Wine Press: German riesling is a wonderful thing

If you haven’t tried German riesling for years because you think of that warm German wine on  your corner shop’s  bottom shelf, then think again.

And now would be as good a time as any.  The  31 Days of German Riesling campaign organised by Wines of Germany  is in full flow.

Author and wine critic Stuart Piggott says:  “A miracle has happened in Germany. A generation ago there were good German wines but you had to search hard to find some. Today they are available in abundance in every price range.”
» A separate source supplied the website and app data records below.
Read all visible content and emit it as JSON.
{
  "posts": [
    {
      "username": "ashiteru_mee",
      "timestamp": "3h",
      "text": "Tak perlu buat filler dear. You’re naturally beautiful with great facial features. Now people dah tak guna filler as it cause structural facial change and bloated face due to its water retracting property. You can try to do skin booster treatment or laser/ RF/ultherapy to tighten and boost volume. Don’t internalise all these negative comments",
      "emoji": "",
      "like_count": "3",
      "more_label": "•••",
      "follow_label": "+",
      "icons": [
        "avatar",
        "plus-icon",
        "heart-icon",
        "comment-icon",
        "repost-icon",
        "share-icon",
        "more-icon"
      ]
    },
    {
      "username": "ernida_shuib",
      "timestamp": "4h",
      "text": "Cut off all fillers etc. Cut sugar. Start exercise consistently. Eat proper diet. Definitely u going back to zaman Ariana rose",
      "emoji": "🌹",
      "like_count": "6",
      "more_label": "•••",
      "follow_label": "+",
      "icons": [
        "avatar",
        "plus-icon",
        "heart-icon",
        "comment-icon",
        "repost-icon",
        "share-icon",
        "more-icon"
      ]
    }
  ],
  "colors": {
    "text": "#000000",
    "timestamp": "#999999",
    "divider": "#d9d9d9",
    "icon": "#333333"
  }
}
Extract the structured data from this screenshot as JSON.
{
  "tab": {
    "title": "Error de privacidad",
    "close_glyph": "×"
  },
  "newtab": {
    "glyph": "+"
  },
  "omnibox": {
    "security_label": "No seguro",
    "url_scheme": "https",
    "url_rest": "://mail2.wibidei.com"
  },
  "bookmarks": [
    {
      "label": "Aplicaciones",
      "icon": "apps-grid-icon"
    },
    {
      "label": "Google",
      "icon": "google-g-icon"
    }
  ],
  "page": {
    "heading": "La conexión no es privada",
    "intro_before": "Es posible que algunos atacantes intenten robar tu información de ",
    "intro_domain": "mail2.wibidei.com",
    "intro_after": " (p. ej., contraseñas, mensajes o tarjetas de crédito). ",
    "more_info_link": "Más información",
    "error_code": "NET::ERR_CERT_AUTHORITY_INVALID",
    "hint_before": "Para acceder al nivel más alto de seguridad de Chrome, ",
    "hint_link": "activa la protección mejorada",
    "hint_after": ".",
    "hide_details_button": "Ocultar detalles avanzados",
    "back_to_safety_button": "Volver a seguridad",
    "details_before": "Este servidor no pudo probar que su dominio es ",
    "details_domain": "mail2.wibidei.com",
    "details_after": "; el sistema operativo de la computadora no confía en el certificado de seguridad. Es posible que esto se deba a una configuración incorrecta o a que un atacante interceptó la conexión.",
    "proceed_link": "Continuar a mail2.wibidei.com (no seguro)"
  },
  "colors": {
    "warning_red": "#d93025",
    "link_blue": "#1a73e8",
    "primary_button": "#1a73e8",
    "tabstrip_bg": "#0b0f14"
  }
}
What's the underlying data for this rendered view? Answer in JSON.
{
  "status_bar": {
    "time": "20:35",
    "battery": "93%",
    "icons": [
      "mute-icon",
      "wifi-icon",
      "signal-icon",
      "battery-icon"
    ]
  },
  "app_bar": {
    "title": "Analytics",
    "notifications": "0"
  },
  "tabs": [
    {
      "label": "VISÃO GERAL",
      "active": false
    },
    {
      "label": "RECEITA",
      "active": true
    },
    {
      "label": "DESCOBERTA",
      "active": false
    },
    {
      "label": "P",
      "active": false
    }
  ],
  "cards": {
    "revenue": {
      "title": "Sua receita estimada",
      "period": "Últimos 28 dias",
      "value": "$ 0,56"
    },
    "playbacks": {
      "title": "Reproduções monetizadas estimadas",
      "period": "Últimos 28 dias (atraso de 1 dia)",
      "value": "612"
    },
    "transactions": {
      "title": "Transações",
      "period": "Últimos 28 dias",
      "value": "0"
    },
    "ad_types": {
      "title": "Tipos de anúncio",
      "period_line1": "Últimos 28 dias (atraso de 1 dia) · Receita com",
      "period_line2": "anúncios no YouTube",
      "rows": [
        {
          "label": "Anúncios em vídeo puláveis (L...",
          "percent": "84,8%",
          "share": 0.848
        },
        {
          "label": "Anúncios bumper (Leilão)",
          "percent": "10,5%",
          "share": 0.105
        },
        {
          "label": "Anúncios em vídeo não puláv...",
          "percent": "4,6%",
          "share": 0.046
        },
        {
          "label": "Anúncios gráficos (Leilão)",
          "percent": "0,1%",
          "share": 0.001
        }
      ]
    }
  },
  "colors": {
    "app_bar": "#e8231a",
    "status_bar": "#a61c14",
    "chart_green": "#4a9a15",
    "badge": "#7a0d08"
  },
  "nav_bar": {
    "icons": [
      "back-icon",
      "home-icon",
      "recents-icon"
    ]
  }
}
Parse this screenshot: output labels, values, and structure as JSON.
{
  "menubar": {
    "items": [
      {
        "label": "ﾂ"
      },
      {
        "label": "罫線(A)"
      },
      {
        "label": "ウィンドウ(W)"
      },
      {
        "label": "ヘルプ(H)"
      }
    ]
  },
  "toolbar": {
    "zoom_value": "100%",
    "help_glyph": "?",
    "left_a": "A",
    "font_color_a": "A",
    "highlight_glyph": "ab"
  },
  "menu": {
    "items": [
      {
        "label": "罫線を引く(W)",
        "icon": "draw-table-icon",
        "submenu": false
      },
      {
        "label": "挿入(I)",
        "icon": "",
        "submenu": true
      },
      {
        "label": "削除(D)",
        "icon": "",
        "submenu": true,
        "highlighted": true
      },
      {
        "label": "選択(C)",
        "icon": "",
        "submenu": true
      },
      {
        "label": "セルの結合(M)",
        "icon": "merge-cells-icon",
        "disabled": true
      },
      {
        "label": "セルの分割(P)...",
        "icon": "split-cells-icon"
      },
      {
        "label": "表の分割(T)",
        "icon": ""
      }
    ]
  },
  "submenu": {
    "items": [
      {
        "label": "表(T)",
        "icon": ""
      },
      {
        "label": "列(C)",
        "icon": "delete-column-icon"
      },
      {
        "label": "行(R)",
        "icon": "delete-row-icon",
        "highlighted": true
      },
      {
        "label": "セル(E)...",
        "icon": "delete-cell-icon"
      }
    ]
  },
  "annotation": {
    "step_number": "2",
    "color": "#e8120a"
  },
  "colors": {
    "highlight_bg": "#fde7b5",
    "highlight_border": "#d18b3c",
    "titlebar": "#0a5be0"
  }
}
Dr Franz Werner, Domdechant Werner
Dr Franz Werner, Domdechant Werner

Domdechant Werner riesling bottleI was welcomed into the home of Dr Franz Werner, whose family has owned Domdechant for seven generations. If enthusiasm could be bottled, I doubt it could match his fine rieslings. A  Classic Rheingau is  so-named because it is typical of its region, in this case a light golden, mouth-filling acidity full of rounded citrus and stone fruits.

I tasted Dr Werner’s excellent Hochheimer Hölle Riesling Kabinett in his dining room, surrounded by family portraits as the early summer sun    glinted crisply on the elegant wine. Balanced peaches and pear mingled  wonderfully in the mouth, with a tingling lingering acidity.

Hochheimer 2009 vintage is £16.30 from www.tanners-wines.co.uk, along with  several of his other    superb rieslings.
Laithwaites has put together a case of 12 rieslings – six wines – to mark 31 Days, at a price of £119.88, including the Domdechant Werner Hochheimer Riesling Classic 2011 (£12.49 www.laithwaites.co.uk).
If you’re on Twitter, and you use German language to  greet @ampsfinewines   (www.ampsfinewines.co.uk)   they’ll give you 10% off German riesling until July 31.  For more information on 31 Days you can  follow @WinesofGermany on Twitter or go to  www.31daysofgermanriesling.co.uk. There’s  details of 31 Days events   plus some riesling facts, not least understanding the difference between kabinett and auslese.
Also in my glass
Another riesling, another country. France and  Alsace. Cave de Beblenheim Grafenreben  Alsace Riesling (RRP £9.99, Waitrose)  shouts apples. Not literally,  like a market trader. There’s apples on the nose with a murmur of apple blossom, and to taste it is apple pie without the pie and a  metal spoon taste-tink. Perhaps I should just say it is lovely, as indeed it is.